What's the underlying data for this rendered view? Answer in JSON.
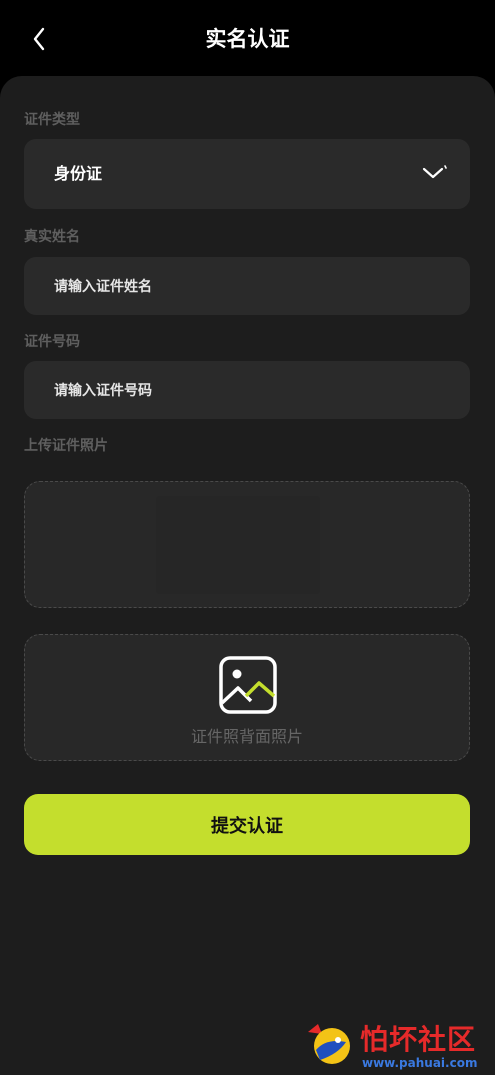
{
  "header": {
    "title": "实名认证",
    "back_icon": "chevron-left-icon"
  },
  "form": {
    "id_type": {
      "label": "证件类型",
      "value": "身份证",
      "arrow_icon": "chevron-down-icon"
    },
    "real_name": {
      "label": "真实姓名",
      "placeholder": "请输入证件姓名"
    },
    "id_number": {
      "label": "证件号码",
      "placeholder": "请输入证件号码"
    },
    "upload": {
      "label": "上传证件照片",
      "back_caption": "证件照背面照片",
      "image_icon": "image-icon"
    },
    "submit_label": "提交认证"
  },
  "watermark": {
    "name": "怕坏社区",
    "url": "www.pahuai.com"
  },
  "colors": {
    "background": "#000000",
    "card": "#1d1d1d",
    "field": "#2a2a2a",
    "accent": "#c4de2d",
    "label": "#5f5f5f"
  }
}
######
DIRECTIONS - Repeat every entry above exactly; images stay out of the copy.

SOLVED PROBLEM -
What's the underlying data for this rendered view? Answer in JSON.
{
  "header": {
    "title": "实名认证",
    "back_icon": "chevron-left-icon"
  },
  "form": {
    "id_type": {
      "label": "证件类型",
      "value": "身份证",
      "arrow_icon": "chevron-down-icon"
    },
    "real_name": {
      "label": "真实姓名",
      "placeholder": "请输入证件姓名"
    },
    "id_number": {
      "label": "证件号码",
      "placeholder": "请输入证件号码"
    },
    "upload": {
      "label": "上传证件照片",
      "back_caption": "证件照背面照片",
      "image_icon": "image-icon"
    },
    "submit_label": "提交认证"
  },
  "watermark": {
    "name": "怕坏社区",
    "url": "www.pahuai.com"
  },
  "colors": {
    "background": "#000000",
    "card": "#1d1d1d",
    "field": "#2a2a2a",
    "accent": "#c4de2d",
    "label": "#5f5f5f"
  }
}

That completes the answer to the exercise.